§ **THE TASK**
Go through the lines below and tally those containing the string "JSON". Respond with the number only.

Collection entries

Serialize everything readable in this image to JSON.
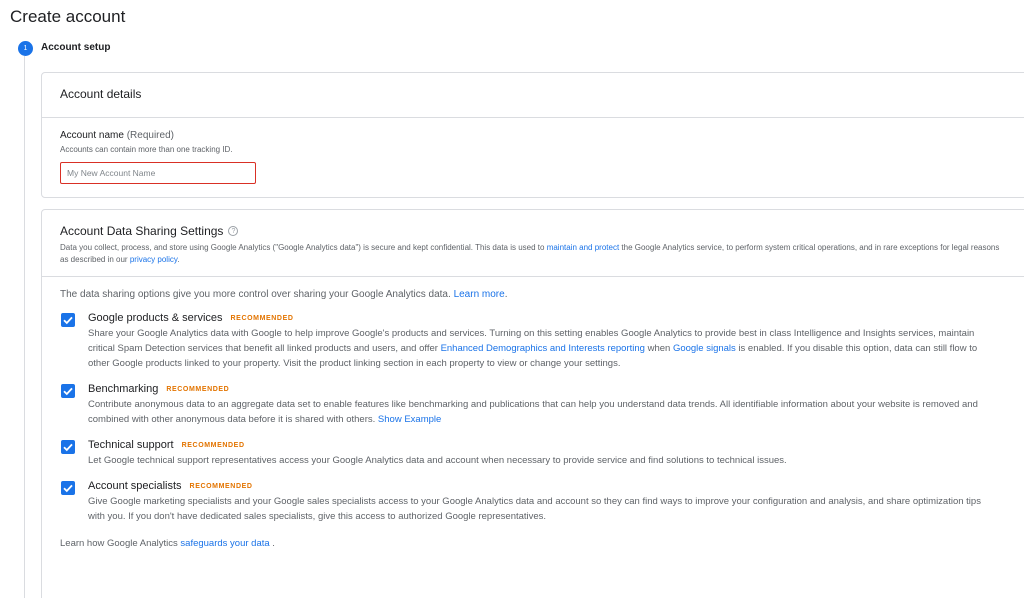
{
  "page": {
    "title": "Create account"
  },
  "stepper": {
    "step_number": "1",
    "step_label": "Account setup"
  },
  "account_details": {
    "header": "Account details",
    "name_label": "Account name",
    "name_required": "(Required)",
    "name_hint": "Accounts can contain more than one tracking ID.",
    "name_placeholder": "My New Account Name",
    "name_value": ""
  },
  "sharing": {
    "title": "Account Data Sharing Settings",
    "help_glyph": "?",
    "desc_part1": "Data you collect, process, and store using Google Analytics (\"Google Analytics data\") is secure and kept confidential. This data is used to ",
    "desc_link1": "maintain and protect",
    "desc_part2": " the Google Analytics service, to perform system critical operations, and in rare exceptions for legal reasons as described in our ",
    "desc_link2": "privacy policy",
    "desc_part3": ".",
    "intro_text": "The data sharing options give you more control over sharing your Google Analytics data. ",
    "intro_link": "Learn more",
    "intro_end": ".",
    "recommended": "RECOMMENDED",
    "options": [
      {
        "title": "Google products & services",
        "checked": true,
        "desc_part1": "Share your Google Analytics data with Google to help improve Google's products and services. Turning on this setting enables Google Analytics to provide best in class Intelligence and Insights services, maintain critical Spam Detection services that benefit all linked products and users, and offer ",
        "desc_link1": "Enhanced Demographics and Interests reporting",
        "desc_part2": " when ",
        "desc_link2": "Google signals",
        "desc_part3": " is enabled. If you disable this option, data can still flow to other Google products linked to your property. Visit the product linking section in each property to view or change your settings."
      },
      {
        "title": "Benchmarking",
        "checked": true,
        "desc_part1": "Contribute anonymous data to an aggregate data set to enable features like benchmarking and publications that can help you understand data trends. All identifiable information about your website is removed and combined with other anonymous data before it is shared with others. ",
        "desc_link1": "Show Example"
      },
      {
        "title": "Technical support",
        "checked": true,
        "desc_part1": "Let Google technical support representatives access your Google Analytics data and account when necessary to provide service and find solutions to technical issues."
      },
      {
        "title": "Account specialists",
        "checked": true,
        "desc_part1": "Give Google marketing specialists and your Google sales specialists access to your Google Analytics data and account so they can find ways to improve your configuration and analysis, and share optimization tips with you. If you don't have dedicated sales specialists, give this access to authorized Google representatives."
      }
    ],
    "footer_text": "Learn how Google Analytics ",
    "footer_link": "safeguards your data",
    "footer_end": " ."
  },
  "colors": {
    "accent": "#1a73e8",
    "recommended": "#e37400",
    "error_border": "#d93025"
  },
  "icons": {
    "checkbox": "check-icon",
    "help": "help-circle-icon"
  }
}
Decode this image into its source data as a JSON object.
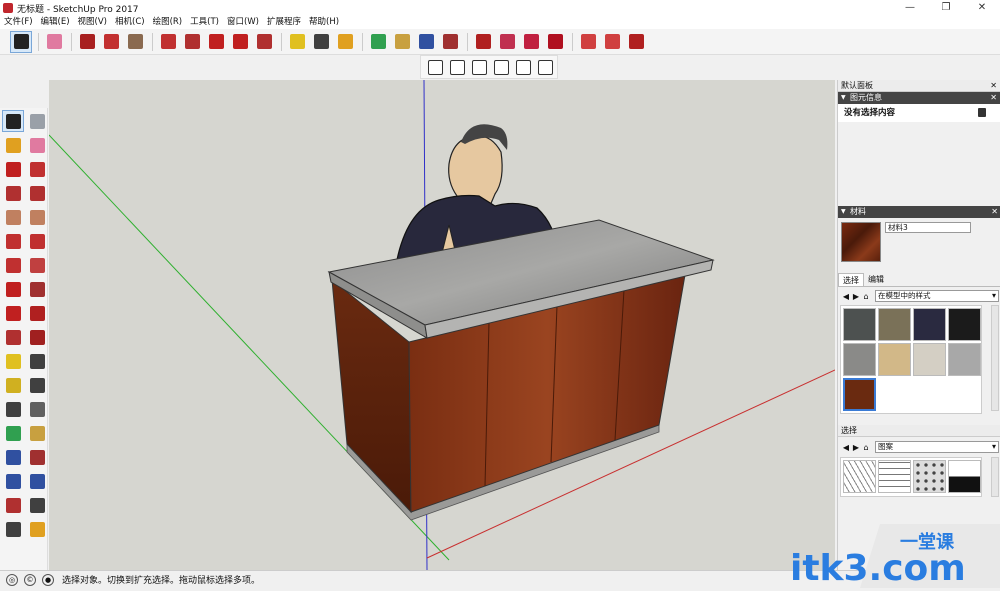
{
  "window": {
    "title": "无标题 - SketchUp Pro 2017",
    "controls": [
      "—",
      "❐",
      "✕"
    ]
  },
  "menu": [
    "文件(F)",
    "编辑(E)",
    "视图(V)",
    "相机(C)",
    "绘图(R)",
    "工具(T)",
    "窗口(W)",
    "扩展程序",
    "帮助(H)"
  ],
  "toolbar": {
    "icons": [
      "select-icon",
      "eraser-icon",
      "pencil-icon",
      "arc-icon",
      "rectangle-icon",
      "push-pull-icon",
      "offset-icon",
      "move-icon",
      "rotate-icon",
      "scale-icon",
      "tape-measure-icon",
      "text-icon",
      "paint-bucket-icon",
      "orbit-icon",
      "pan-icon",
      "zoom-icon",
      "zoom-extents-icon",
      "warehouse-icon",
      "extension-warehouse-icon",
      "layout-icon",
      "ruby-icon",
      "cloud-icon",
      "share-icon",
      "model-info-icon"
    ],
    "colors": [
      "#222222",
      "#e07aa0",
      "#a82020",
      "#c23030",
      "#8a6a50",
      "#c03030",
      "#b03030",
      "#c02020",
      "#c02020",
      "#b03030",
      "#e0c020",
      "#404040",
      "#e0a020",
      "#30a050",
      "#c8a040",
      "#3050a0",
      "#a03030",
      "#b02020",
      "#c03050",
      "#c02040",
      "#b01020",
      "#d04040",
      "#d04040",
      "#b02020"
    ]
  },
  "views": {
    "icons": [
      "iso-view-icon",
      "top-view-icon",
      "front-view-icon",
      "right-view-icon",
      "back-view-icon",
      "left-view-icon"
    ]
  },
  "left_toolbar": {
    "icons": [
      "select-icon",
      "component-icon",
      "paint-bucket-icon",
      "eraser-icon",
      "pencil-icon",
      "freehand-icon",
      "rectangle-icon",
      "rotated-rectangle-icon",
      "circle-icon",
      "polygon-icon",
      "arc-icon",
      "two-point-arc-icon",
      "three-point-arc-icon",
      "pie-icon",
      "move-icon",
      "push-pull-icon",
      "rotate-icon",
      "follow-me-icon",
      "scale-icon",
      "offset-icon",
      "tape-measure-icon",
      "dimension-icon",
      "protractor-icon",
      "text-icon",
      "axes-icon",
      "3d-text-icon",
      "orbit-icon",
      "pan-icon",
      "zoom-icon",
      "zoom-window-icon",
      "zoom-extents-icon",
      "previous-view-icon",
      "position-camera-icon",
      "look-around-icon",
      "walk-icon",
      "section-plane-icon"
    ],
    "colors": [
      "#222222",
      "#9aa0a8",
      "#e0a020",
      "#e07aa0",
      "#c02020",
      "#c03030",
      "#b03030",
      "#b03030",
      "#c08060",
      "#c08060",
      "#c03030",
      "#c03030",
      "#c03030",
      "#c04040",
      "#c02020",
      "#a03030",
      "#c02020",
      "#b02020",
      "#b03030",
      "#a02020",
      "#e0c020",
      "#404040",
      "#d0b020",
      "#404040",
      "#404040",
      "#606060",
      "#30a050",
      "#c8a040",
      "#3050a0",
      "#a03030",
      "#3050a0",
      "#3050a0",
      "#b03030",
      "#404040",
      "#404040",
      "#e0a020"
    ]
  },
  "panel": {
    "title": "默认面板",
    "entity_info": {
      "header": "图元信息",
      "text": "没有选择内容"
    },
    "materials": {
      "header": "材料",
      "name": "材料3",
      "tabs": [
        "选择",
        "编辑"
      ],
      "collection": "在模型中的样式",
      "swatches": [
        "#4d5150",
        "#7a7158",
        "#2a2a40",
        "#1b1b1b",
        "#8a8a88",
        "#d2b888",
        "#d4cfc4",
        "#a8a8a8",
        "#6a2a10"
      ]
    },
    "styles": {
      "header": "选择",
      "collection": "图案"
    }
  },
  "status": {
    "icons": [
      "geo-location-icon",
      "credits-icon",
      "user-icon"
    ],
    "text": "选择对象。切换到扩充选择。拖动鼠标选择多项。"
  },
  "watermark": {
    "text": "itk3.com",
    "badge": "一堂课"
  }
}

§ **OUTPUT OF THE TASK**
2